Eduard Harkort left his home in Germany in 1828 to take a position as a mineralogist with a Mexican mining company organized to exploit the country’s silver and gold resources. He resigned in 1831 and the following year joined Santa Anna’s rebellion against the Bustamante government. He and Santa Anna were acquainted from previous meetings and by 1834 was commander of the artillery and engineers in the state militia. (Prior to leaving Germany he had served a year in an artillery unit of the Prussian army). When Santa Anna turned against the reforms made from the Bustamante administration Harkort joined the opposition army as commander of artillery. After his surrender at Zacatacas and subsequent imprisonment he became a staunch opponent of Santa Anna. Upon his release he moved to New Orleans where he anglicized his name and was recruited by Stephan F Austin for service in the Texian army. Sam Houston appointed him as Colonel, Chief Engineer of the Army, tasked with mapping and construction of fortifications. He fought in none of the battles for Texas Independence but his important contributions were the construction of Fort Travis on the east end of Galveston Island (not the later Fort Travis on Bolivar) and another fort at Velasco to protect against an anticipated second invasion by Mexico. Edward Harcourt contracted yellow fever and died at the residence of David Kokernot on San Jacinto Bay in today’s Wooster in September 1836. While mapping Galveston Bay from February 8 to July 17, 1836 he maintained a journal which was thought to have been destroyed in 1945. But over a century after it was written, Dr Louis E. Brister, Professor of German at Southwest Texas State University, discovered the journal in Hagen, Germany in the possession of a descendant and translated it into English.

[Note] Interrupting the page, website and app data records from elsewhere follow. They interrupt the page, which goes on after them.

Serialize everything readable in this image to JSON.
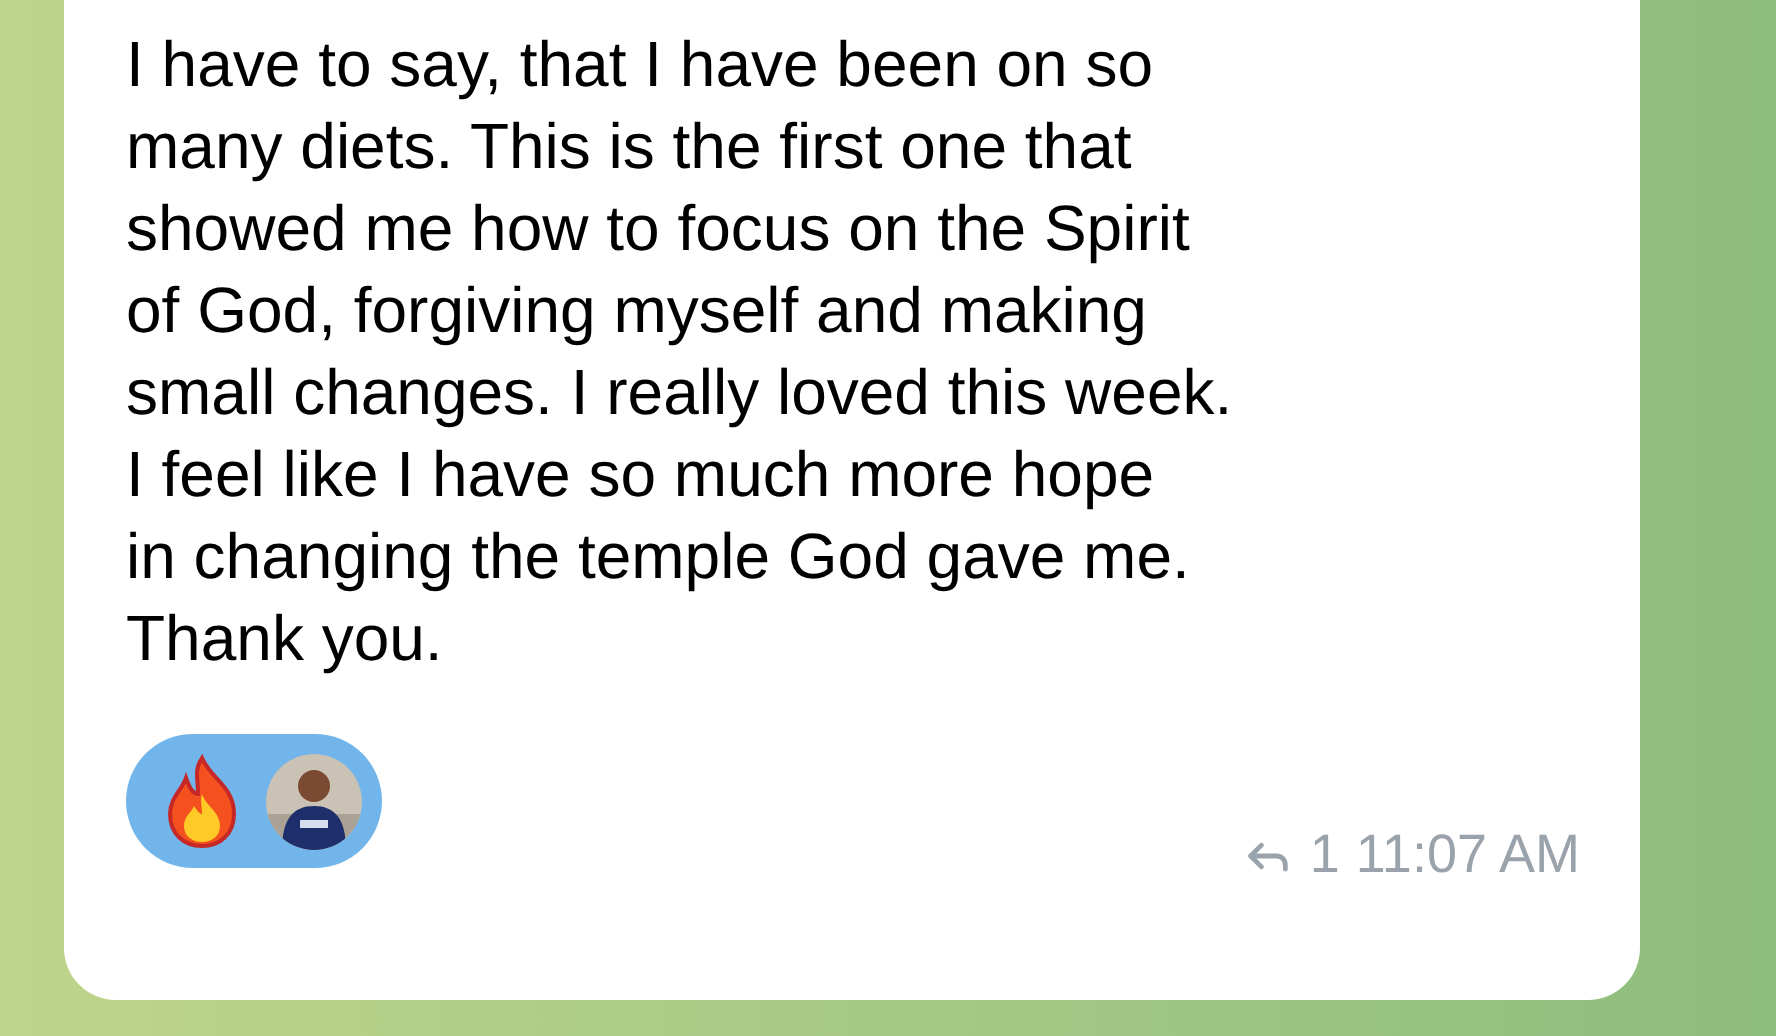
{
  "message": {
    "text": "I have to say, that I have been on so\nmany diets. This is the first one that\nshowed me how to focus on the Spirit\nof God, forgiving myself and making\nsmall changes. I really loved this week.\nI feel like I have so much more hope\nin changing the temple God gave me.\nThank you.",
    "reactions": [
      {
        "kind": "fire"
      },
      {
        "kind": "picture"
      }
    ],
    "replies": "1",
    "time": "11:07 AM"
  }
}
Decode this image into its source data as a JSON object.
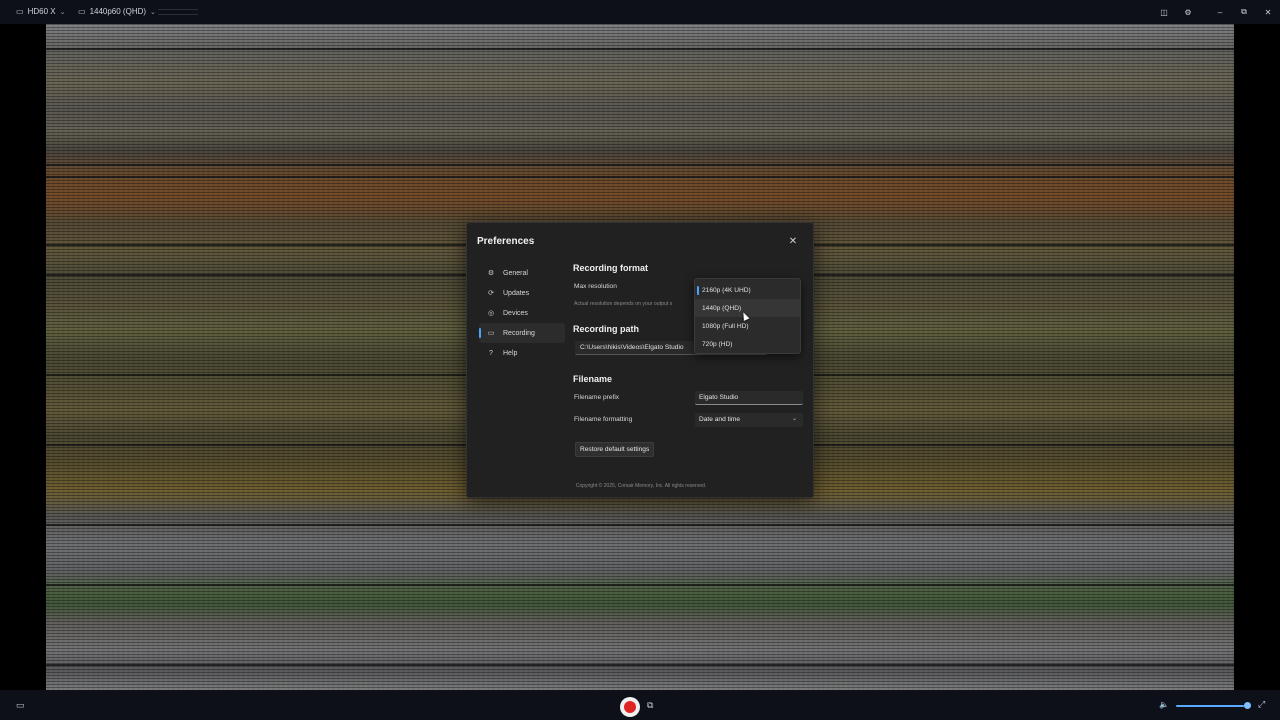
{
  "topbar": {
    "device": "HD60 X",
    "format": "1440p60 (QHD)",
    "icons": [
      "device-icon",
      "camera-icon",
      "chevron-down-icon",
      "sidebar-toggle-icon",
      "settings-icon",
      "minimize-icon",
      "restore-icon",
      "close-icon"
    ]
  },
  "preferences": {
    "title": "Preferences",
    "close_icon": "✕",
    "nav": [
      {
        "label": "General",
        "icon": "⚙"
      },
      {
        "label": "Updates",
        "icon": "⟳"
      },
      {
        "label": "Devices",
        "icon": "◎"
      },
      {
        "label": "Recording",
        "icon": "▭",
        "active": true
      },
      {
        "label": "Help",
        "icon": "?"
      }
    ],
    "recording_format": {
      "title": "Recording format",
      "max_resolution_label": "Max resolution",
      "hint": "Actual resolution depends on your output s"
    },
    "recording_path": {
      "title": "Recording path",
      "value": "C:\\Users\\hikis\\Videos\\Elgato Studio"
    },
    "filename": {
      "title": "Filename",
      "prefix_label": "Filename prefix",
      "prefix_value": "Elgato Studio",
      "formatting_label": "Filename formatting",
      "formatting_value": "Date and time"
    },
    "restore_label": "Restore default settings",
    "copyright": "Copyright © 2025, Corsair Memory, Inc. All rights reserved."
  },
  "resolution_dropdown": {
    "options": [
      "2160p (4K UHD)",
      "1440p (QHD)",
      "1080p (Full HD)",
      "720p (HD)"
    ],
    "selected_index": 0,
    "hover_index": 1
  },
  "bottombar": {
    "volume_level": 0.95
  },
  "colors": {
    "accent": "#4aa3ff",
    "record": "#e02424"
  }
}
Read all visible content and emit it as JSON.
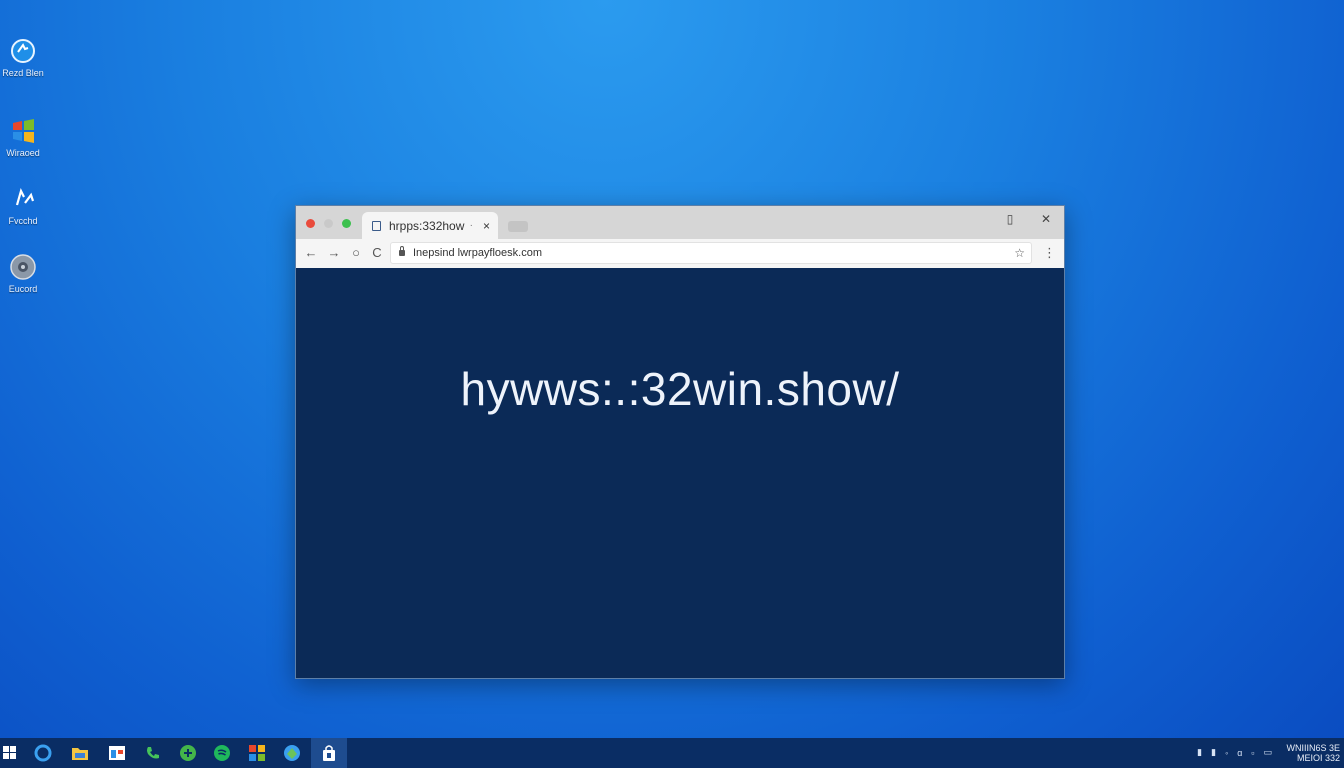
{
  "desktop": {
    "background_color": "#1a7fe0",
    "icons": [
      {
        "label": "Rezd Blen",
        "icon": "network-globe-icon"
      },
      {
        "label": "Wiraoed",
        "icon": "windows-logo-icon"
      },
      {
        "label": "Fvcchd",
        "icon": "recycle-arrows-icon"
      },
      {
        "label": "Eucord",
        "icon": "disc-drive-icon"
      }
    ]
  },
  "browser": {
    "tab": {
      "title": "hrpps:332how",
      "dot": "·",
      "close": "×"
    },
    "window_controls": {
      "restore": "▯",
      "close": "✕"
    },
    "toolbar": {
      "back": "←",
      "forward": "→",
      "stop": "○",
      "reload": "C",
      "url": "Inepsind lwrpayfloesk.com",
      "star": "☆",
      "menu": "⋮"
    },
    "content": {
      "headline": "hywws:.:32win.show/",
      "background_color": "#0b2a57"
    }
  },
  "taskbar": {
    "background_color": "#0a2d64",
    "apps": [
      {
        "name": "start",
        "icon": "windows-start-icon"
      },
      {
        "name": "edge",
        "icon": "edge-browser-icon"
      },
      {
        "name": "explorer",
        "icon": "folder-icon"
      },
      {
        "name": "store",
        "icon": "store-window-icon"
      },
      {
        "name": "phone",
        "icon": "phone-icon"
      },
      {
        "name": "xbox",
        "icon": "game-controller-icon"
      },
      {
        "name": "spotify",
        "icon": "music-icon"
      },
      {
        "name": "office",
        "icon": "office-tiles-icon"
      },
      {
        "name": "maps",
        "icon": "globe-icon"
      },
      {
        "name": "lock",
        "icon": "shopping-bag-icon"
      }
    ],
    "tray": [
      "▮",
      "▮",
      "◦",
      "ɑ",
      "▫",
      "▭"
    ],
    "clock": {
      "line1": "WNIIIN6S 3E",
      "line2": "MEIOI 332"
    }
  }
}
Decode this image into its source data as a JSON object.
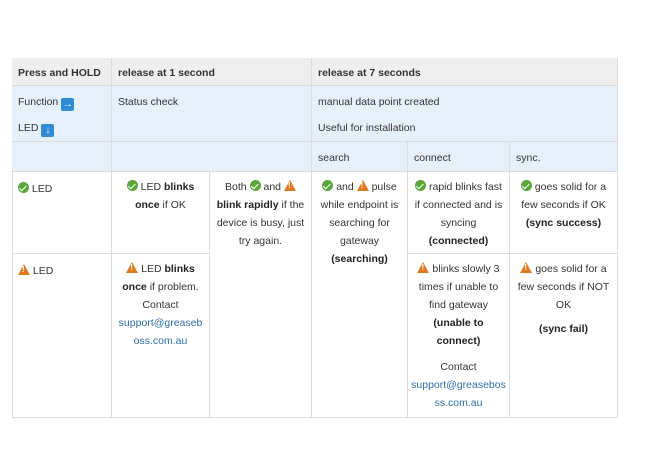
{
  "headers": {
    "col1": "Press and HOLD",
    "col2": "release at 1 second",
    "col3": "release at 7 seconds"
  },
  "row_function": {
    "label": "Function",
    "icon_function": "arrow-right-icon",
    "led_label": "LED",
    "icon_led": "arrow-down-icon",
    "status": "Status check",
    "manual": "manual data point created",
    "useful": "Useful for installation"
  },
  "sub_headers": {
    "search": "search",
    "connect": "connect",
    "sync": "sync."
  },
  "row_ok": {
    "label": "LED",
    "c1": {
      "l1a": "LED",
      "l1b": "blinks",
      "l2a": "once",
      "l2b": "if OK"
    },
    "c2": {
      "l1a": "Both",
      "l1b": "and",
      "l2a": "blink rapidly",
      "l2b": "if the",
      "l3": "device is busy, just",
      "l4": "try again."
    },
    "search": {
      "l1a": "and",
      "l1b": "pulse",
      "l2": "while endpoint is",
      "l3": "searching for",
      "l4": "gateway",
      "l5": "(searching)"
    },
    "connect": {
      "l1": "rapid blinks fast",
      "l2": "if connected and is",
      "l3": "syncing",
      "l4": "(connected)"
    },
    "sync": {
      "l1": "goes solid for a",
      "l2": "few seconds if OK",
      "l3": "(sync success)"
    }
  },
  "row_warn": {
    "label": "LED",
    "c1": {
      "l1a": "LED",
      "l1b": "blinks",
      "l2a": "once",
      "l2b": "if problem.",
      "l3": "Contact",
      "l4": "support@greaseb",
      "l5": "oss.com.au"
    },
    "connect": {
      "l1": "blinks slowly 3",
      "l2": "times if unable to",
      "l3": "find gateway",
      "l4": "(unable to",
      "l5": "connect)",
      "l6": "Contact",
      "l7": "support@greasebos",
      "l8": "ss.com.au"
    },
    "sync": {
      "l1": "goes solid for a",
      "l2": "few seconds if NOT",
      "l3": "OK",
      "l4": "(sync fail)"
    }
  },
  "colors": {
    "header_bg": "#eeeeee",
    "function_row_bg": "#e6f0fb",
    "ok_green": "#5aa53a",
    "warn_orange": "#e07a21",
    "link_blue": "#2f6fa6"
  }
}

The following entries describe his observations from June 11 to Jun 18. Lt. Stillwell was the West Point graduate manning the twin sisters at San Jacinto, Edwards Point is called San Leon today, Lorenzo de Zavala lived on the west side of Buffalo Bayou across from San Jacinto, Perkins Island has also been called Brown’s Island, Alexander Island and Busch Island, and New Washington was where Morgan’s Point is today.